NORMAN — Carpentry students at Moore Norman Technology Center combined their training with community service to help a nonprofit agency furnish apartments for homeless teens.
It was a “win-win” for both sides, said Debra Krittenbrink, executive director of Bridges, which provides housing for high school students who live alone due to a family crisis.
Teens living at Bridges needed furniture, and the carpentry students needed experience.
The student apartments maintained by Bridges needed dressers and bookshelves — preferably built-in units that would prove decorative and useful.
With no money to pay for a custom woodworking job, Krittenbrink turned to Moore Norman Technology students for help.

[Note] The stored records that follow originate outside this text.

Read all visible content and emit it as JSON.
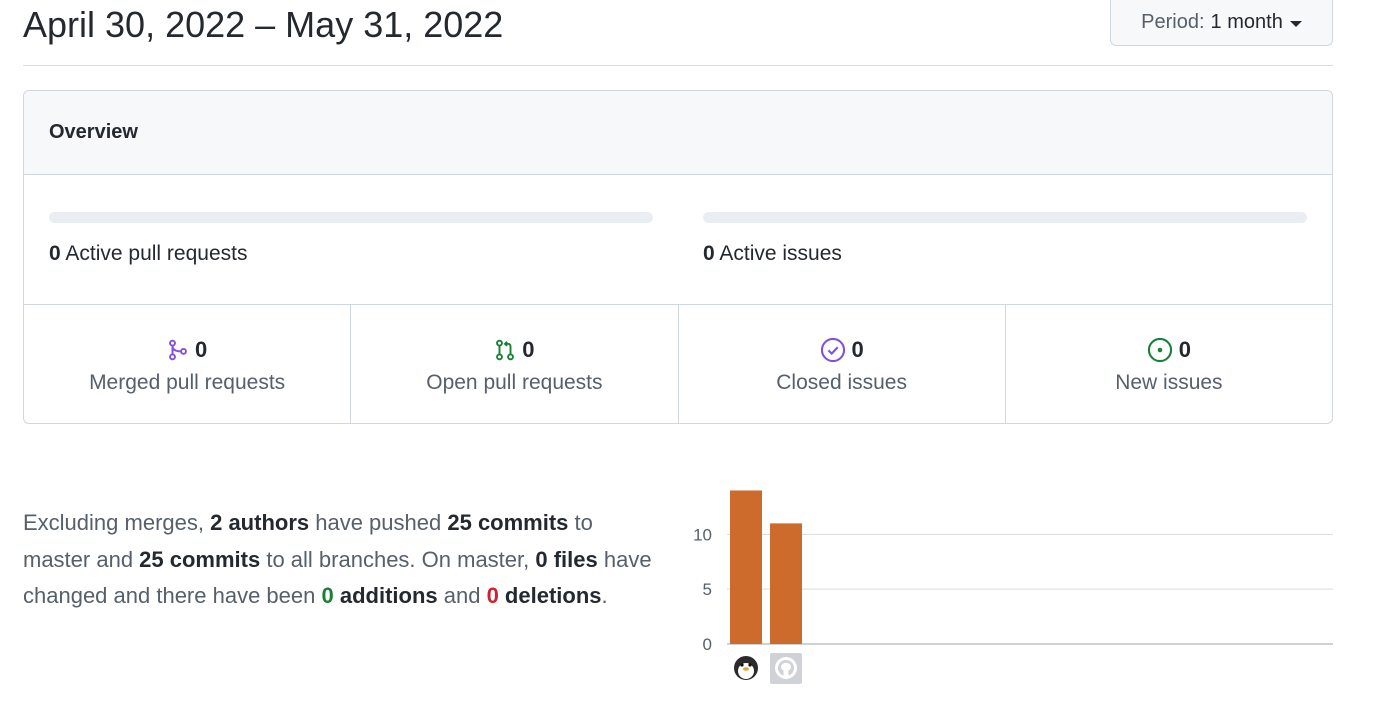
{
  "header": {
    "date_range": "April 30, 2022 – May 31, 2022",
    "period_label": "Period:",
    "period_value": "1 month"
  },
  "overview": {
    "title": "Overview",
    "active_pull_requests": {
      "count": "0",
      "label": "Active pull requests",
      "fill_fraction": 0
    },
    "active_issues": {
      "count": "0",
      "label": "Active issues",
      "fill_fraction": 0
    },
    "cells": [
      {
        "icon": "git-merge-icon",
        "count": "0",
        "label": "Merged pull requests",
        "color": "#8250df"
      },
      {
        "icon": "git-pull-request-icon",
        "count": "0",
        "label": "Open pull requests",
        "color": "#1a7f37"
      },
      {
        "icon": "issue-closed-icon",
        "count": "0",
        "label": "Closed issues",
        "color": "#8250df"
      },
      {
        "icon": "issue-opened-icon",
        "count": "0",
        "label": "New issues",
        "color": "#1a7f37"
      }
    ]
  },
  "summary": {
    "t1": "Excluding merges, ",
    "authors": "2 authors",
    "t2": " have pushed ",
    "commits_master": "25 commits",
    "t3": " to master and ",
    "commits_all": "25 commits",
    "t4": " to all branches. On master, ",
    "files": "0 files",
    "t5": " have changed and there have been ",
    "additions_num": "0",
    "additions_word": " additions",
    "t6": " and ",
    "deletions_num": "0",
    "deletions_word": " deletions",
    "t7": "."
  },
  "chart_data": {
    "type": "bar",
    "categories": [
      "penguin-avatar",
      "github-avatar"
    ],
    "values": [
      14,
      11
    ],
    "yticks": [
      0,
      5,
      10
    ],
    "ylim": [
      0,
      14.5
    ],
    "bar_color": "#cc6b2c",
    "grid": true
  }
}
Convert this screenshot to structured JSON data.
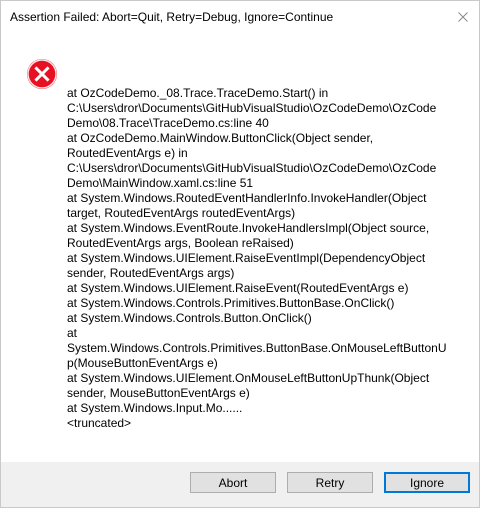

“Saying yes was easy,” said Terry Williamson, the center's assistant director of technical careers. “It gave my carpentry students an opportunity to perform a community service and also get valuable training experience in cabinet making.”
Williamson said he was unfamiliar with Bridges until last year when he had a student who relied on the organization for housing and educational support.
“I agree strongly with Bridges' mission, and I was able to see firsthand the benefits of its service to high school students. I wanted to be a part of it,” Williamson said.
Money for the project came from Norman's Community Development Block Grant program. Manpower for getting the units installed once construction was complete came from volunteers participating in United Way's annual Day of Caring.
Carpentry students used a bus and a flatbed truck to move the furniture to Bridges on Friday. Volunteers and Bridges' staff members spent the day painting and installing them, Krittenbrink said.
“This is a great example of the generosity of spirit displayed by our community,” she said. “A number of people collaborated out of the goodness of their hearts so that our students could have a comfortable living space.”
Students at Bridges pay sliding-scale rent on one of 20 apartments maintained by the organization. In turn, they receive case management, mentoring and assistance with school and emergency needs.
The students are required to maintain appropriate grades and school attendance, keep a job and work toward high school graduation.